Northrup explains that Illinois Rule of Professional Conduct 7.3, which governs in-person solicitation of clients, provides in subsection (a) that "a lawyer shall not by in-person, live telephone or real-time electronic contact solicit professional employment when a significant motive for the lawyer's doing so is the lawyer's pecuniary gain…."

By Sandra Crawford, JD, Mediator, Collaborative Process Professional, Trained Circle Keeper

No matter where on this planet our ancestors hailed from, it is safe to say that at some point in history all of them sat around a fire either for heat, nourishment, storytelling, entertainment, community, support, and most likely to do some problem solving. From these ancient beginnings has grown what is now generally known as the Circle Process — a problem resolving or peacemaking model that can be used in a variety of settings for a variety of purposes. “The philosophy of Circle acknowledges that we are all in need of help and that helping others helps us at the same time." The Little Book of Circle Processes by Kay Pranis, page 6. (Hereinafter "the Little Book").

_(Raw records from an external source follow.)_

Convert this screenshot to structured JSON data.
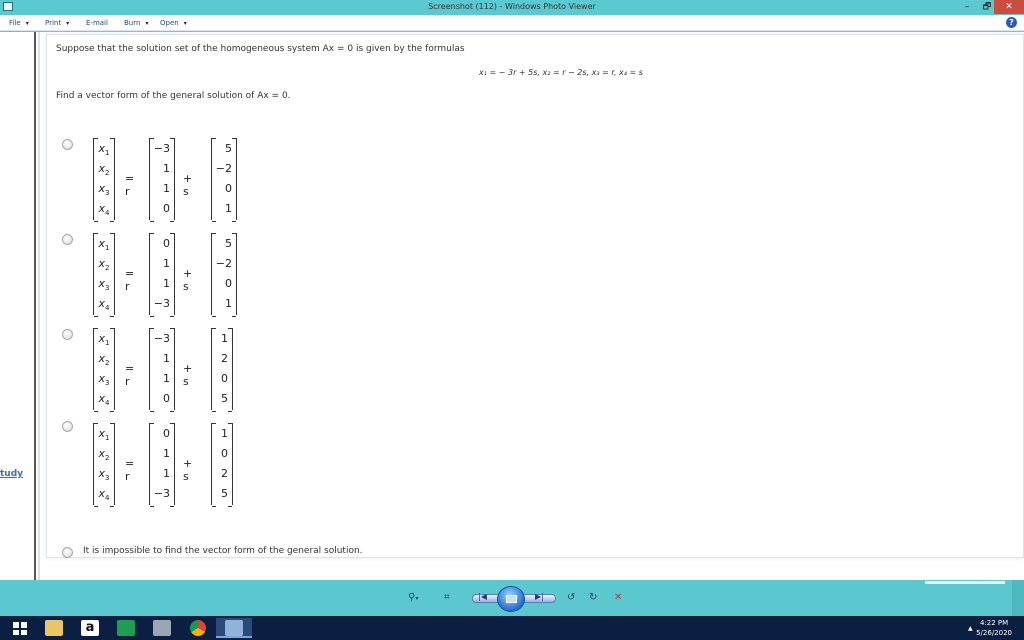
{
  "window": {
    "title": "Screenshot (112) - Windows Photo Viewer",
    "min": "–",
    "max": "🗗",
    "close": "✕"
  },
  "menu": {
    "file": "File",
    "print": "Print",
    "email": "E-mail",
    "burn": "Burn",
    "open": "Open",
    "arrow": "▾",
    "help": "?"
  },
  "problem": {
    "line1": "Suppose that the solution set of the homogeneous system Ax = 0 is given by the formulas",
    "formula": "x₁ = − 3r + 5s, x₂ = r − 2s, x₃ = r, x₄ = s",
    "line2": "Find a vector form of the general solution of Ax = 0."
  },
  "symbols": {
    "eq": "= r",
    "plus": "+ s"
  },
  "vars": [
    "x",
    "x",
    "x",
    "x"
  ],
  "subs": [
    "1",
    "2",
    "3",
    "4"
  ],
  "options": [
    {
      "r": [
        "−3",
        "1",
        "1",
        "0"
      ],
      "s": [
        "5",
        "−2",
        "0",
        "1"
      ]
    },
    {
      "r": [
        "0",
        "1",
        "1",
        "−3"
      ],
      "s": [
        "5",
        "−2",
        "0",
        "1"
      ]
    },
    {
      "r": [
        "−3",
        "1",
        "1",
        "0"
      ],
      "s": [
        "1",
        "2",
        "0",
        "5"
      ]
    },
    {
      "r": [
        "0",
        "1",
        "1",
        "−3"
      ],
      "s": [
        "1",
        "0",
        "2",
        "5"
      ]
    }
  ],
  "last_option": "It is impossible to find the vector form of the general solution.",
  "side_fragment": "tudy",
  "controls": {
    "zoom": "⚲",
    "zoom_arrow": "▾",
    "fit": "⌗",
    "prev": "|◀",
    "next": "▶|",
    "rot_ccw": "↺",
    "rot_cw": "↻",
    "delete": "✕"
  },
  "taskbar": {
    "amazon": "a",
    "time": "4:22 PM",
    "date": "5/26/2020",
    "tray_arrow": "▲"
  },
  "colors": {
    "titlebar": "#5cc9d1",
    "taskbar": "#0a1f42",
    "close": "#c94e3f"
  }
}
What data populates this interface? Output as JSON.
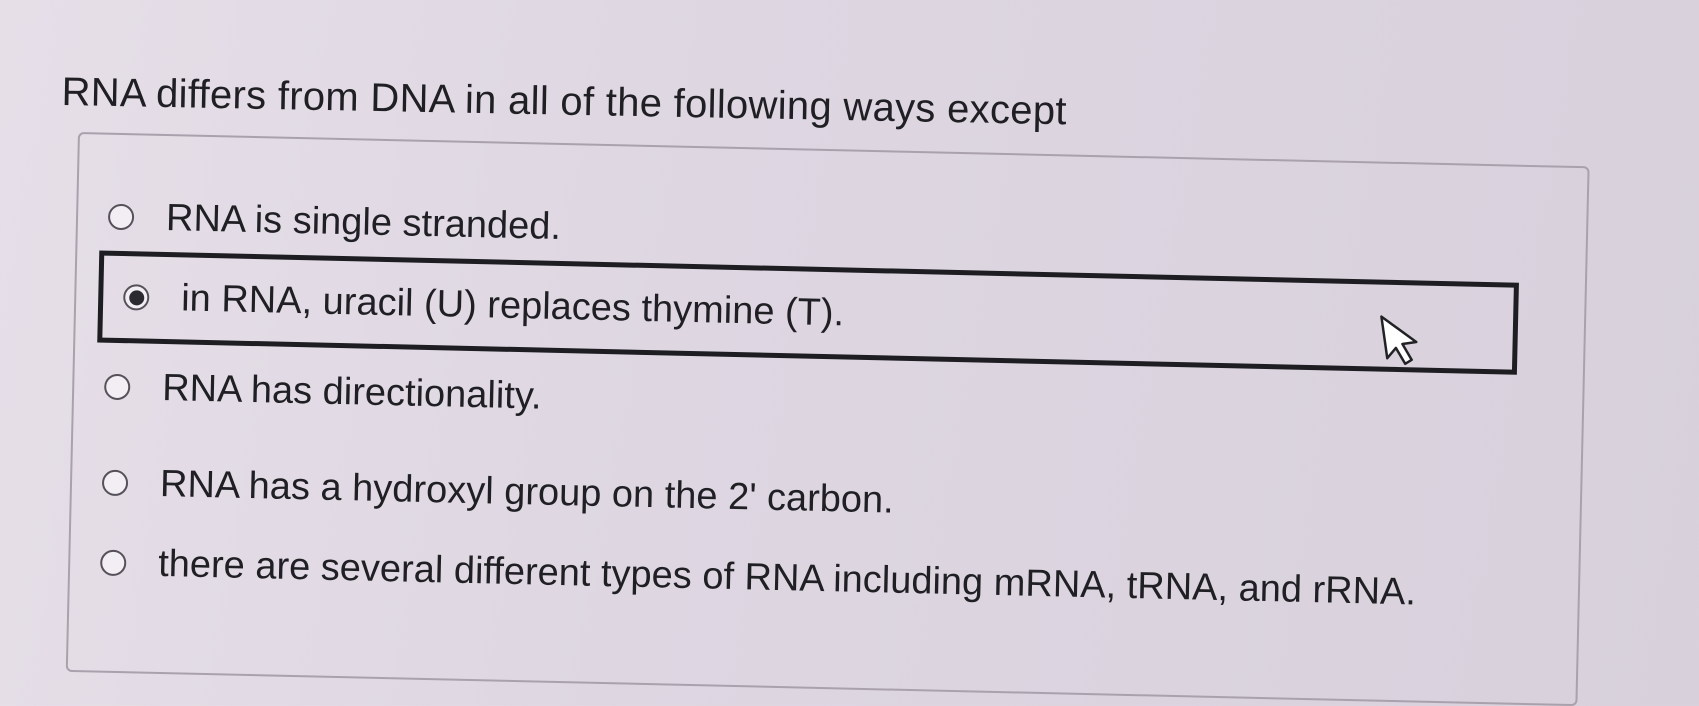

There are various types of circles. All share key elements and draw on indigenous tribal traditions mixed with contemporary concepts of democracy, inclusiveness, and multi-cultural integration. The shared key elements of all circles are: Ceremony, Guidelines, Talking Piece, Keeping/Facilitation, and Consensus/Decision Making. Briefly, the different types are:

ISBA Director of Legislative Affairs Jim Covington reviews legislation in Springfield of interest to ISBA members. This week he covers the Nursing Home Act and attorney fees, the Collaborative Process Act, child support law technical corrections, a bill affecting objections to jurisdiction, mandated child abuse or neglect reporters, an omnibus condo bill, and a bill amending the Condominium Property Act.

More information on each bill is available below the video.


Asked and Answered

By John W. Olmstead, MBA, Ph.D, CMC

Q. I am a partner in a 45-lawyer firm in Memphis and a member on the firm’s executive committee. We are planning on having a two-day planning retreat in June of this year. We have had these retreats every year for the past six years. Past retreats have only included attorneys. This year we are considering including staff members. We would appreciate your thoughts as to whether this is a good idea.

A. A firm invites all key staff to a retreat when they can play a major role in identifying problems and developing solutions. A firm retreat is an excellent forum if the partners or management have determined that individuals at different levels within the firm are having communication problems – for example – where communication is inadequate between:

  • Equity partners and non-equity partners
  • Partners and associates
  • Attorneys and staff

Having these individuals participate in solving their own communication problems at the retreat usually produces better results than those obtained when the partners hand down orders that may not deal with the real issues. Staff participation can help identify problems, involve more firm members after the retreat in the implementation of solutions, and improve buy in.